As we noted yesterday, Stanton has cleared revocable waivers, so he’s eligible to be dealt to any club. The price for Stanton is likely to be high given that he’s enjoying a career year, batting .285/.376/.646 with a league-leading 44 home runs and 94 RBI in 116 games this season. He’s also, obviously, the cornerstone of the franchise.

You also have to assume that anyone looking to acquire Stanton would want the Marlins to chip in money on his $285 million contract. If not, someone might’ve simply claimed him on waivers with the hope that the Marlins would simply let him walk, right? Which suggests that any negotiation over Stanton would be a long and difficult one. It might also involve Stanton agreeing to restructure his deal, which currently gives him an opt-out after the 2020 season. That would likely involve the MLBPA as well, which just makes it all the more complicated.

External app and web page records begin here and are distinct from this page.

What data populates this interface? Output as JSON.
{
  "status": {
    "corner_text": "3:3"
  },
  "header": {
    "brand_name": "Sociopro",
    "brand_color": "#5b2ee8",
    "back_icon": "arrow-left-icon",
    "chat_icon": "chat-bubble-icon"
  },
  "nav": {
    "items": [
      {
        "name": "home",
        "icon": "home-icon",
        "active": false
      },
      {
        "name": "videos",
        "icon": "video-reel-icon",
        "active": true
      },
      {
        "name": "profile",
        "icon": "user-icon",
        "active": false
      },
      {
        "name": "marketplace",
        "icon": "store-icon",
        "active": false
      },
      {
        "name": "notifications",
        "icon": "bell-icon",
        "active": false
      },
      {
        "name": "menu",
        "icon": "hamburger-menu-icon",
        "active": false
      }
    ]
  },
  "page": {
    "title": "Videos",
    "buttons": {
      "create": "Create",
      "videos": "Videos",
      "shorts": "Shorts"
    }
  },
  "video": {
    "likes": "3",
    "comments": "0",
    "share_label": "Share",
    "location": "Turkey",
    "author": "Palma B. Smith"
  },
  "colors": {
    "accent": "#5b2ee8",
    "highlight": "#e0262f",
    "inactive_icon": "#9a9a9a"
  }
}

I think it’s a long shot that the Marlins would trade Stanton in-season, but it’s not hard to imagine him being traded this winter.